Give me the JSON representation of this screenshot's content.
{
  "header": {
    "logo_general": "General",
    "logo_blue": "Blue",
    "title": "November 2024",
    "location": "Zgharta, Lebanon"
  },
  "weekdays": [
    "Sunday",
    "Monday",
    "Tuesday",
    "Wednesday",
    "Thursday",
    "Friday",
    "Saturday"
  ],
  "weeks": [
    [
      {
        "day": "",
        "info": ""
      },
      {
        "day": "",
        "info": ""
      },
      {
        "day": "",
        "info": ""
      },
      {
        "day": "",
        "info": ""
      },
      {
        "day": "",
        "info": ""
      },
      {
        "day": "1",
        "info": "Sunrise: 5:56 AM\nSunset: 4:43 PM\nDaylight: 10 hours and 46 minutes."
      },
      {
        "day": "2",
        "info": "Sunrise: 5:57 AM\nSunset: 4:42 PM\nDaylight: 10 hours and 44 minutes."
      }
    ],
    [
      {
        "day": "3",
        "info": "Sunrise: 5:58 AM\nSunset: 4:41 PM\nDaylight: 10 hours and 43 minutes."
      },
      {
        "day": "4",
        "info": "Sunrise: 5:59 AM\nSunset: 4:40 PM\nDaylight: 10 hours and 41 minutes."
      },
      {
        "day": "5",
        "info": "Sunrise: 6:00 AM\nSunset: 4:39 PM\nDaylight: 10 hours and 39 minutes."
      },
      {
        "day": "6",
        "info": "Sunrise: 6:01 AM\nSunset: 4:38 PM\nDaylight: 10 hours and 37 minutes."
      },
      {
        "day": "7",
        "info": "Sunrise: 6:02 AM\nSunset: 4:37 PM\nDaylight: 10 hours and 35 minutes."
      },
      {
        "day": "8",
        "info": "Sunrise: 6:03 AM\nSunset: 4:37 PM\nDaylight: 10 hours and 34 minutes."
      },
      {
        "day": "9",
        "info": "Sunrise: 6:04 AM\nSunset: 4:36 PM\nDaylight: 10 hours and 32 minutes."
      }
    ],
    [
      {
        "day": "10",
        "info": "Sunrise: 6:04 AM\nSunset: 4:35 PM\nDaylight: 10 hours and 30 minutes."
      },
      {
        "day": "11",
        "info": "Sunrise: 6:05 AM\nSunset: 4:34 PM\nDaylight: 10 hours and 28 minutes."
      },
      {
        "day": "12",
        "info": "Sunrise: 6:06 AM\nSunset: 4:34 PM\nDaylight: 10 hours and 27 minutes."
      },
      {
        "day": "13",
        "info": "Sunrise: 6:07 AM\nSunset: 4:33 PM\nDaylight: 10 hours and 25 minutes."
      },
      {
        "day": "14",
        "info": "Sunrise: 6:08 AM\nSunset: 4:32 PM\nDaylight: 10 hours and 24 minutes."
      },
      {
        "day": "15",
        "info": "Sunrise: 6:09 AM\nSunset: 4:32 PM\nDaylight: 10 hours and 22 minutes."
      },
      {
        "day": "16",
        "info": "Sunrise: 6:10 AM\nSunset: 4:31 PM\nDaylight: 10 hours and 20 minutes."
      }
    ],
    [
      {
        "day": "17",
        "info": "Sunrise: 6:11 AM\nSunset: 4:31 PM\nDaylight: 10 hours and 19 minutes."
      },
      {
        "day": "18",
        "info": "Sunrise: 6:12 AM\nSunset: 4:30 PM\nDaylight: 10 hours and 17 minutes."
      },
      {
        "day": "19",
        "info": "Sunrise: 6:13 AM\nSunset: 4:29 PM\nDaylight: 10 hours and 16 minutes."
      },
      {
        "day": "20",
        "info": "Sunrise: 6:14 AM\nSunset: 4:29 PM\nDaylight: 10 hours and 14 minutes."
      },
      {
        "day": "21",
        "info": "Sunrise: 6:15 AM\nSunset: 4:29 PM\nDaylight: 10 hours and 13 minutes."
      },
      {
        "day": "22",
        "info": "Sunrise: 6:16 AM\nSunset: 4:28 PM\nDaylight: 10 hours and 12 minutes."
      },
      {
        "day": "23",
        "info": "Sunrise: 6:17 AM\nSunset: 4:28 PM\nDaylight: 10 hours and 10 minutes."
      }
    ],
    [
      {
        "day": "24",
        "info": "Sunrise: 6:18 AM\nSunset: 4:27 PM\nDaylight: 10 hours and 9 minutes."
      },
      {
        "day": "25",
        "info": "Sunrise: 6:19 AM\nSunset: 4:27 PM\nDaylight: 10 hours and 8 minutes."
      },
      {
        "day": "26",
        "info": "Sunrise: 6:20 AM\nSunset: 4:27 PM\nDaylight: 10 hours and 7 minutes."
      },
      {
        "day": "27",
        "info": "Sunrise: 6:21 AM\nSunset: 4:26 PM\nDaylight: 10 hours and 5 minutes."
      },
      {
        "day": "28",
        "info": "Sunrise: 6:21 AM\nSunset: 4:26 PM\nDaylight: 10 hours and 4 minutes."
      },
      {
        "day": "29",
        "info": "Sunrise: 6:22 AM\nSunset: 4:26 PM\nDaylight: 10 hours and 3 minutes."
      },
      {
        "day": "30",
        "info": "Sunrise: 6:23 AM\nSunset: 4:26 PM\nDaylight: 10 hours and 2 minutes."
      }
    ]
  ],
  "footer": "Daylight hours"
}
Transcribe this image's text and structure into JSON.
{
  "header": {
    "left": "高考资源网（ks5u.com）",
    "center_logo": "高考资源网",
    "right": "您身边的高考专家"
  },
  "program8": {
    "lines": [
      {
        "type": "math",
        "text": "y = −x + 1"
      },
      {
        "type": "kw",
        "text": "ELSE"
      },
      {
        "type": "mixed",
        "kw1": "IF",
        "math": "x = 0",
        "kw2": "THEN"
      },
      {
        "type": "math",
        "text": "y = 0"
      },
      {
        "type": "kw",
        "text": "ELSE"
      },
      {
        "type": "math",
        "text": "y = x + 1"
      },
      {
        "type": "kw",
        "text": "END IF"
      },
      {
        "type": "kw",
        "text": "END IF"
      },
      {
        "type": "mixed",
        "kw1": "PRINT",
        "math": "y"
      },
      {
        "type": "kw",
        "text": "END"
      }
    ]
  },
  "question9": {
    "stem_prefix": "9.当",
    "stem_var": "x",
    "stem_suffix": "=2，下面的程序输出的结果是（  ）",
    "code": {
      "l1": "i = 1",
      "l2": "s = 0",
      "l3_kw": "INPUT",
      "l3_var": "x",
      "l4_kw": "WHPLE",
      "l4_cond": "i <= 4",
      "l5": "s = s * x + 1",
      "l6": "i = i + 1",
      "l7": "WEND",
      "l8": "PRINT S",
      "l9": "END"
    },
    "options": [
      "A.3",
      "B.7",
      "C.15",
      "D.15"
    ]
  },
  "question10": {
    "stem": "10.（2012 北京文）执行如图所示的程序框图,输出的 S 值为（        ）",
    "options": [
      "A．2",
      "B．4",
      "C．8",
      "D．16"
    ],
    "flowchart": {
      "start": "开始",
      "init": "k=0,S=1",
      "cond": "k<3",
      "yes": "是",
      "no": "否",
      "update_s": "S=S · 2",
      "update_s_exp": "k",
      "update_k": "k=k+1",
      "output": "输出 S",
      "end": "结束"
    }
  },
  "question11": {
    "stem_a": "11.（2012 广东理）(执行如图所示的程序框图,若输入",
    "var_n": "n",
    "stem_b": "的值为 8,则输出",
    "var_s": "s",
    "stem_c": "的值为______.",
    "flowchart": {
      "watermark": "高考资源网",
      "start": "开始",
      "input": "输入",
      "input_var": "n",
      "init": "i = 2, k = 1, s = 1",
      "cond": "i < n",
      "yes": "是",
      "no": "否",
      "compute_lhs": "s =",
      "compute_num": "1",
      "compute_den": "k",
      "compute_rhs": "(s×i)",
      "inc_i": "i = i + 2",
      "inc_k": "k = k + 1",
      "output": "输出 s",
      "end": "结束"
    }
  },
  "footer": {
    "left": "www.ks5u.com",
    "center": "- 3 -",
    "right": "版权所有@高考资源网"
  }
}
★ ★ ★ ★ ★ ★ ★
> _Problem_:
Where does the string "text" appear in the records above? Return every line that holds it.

> _Finished exercise_:
Transcribe this image's text and structure into JSON.
        "text": "y = −x + 1"
        "text": "ELSE"
        "text": "y = 0"
        "text": "ELSE"
        "text": "y = x + 1"
        "text": "END IF"
        "text": "END IF"
        "text": "END"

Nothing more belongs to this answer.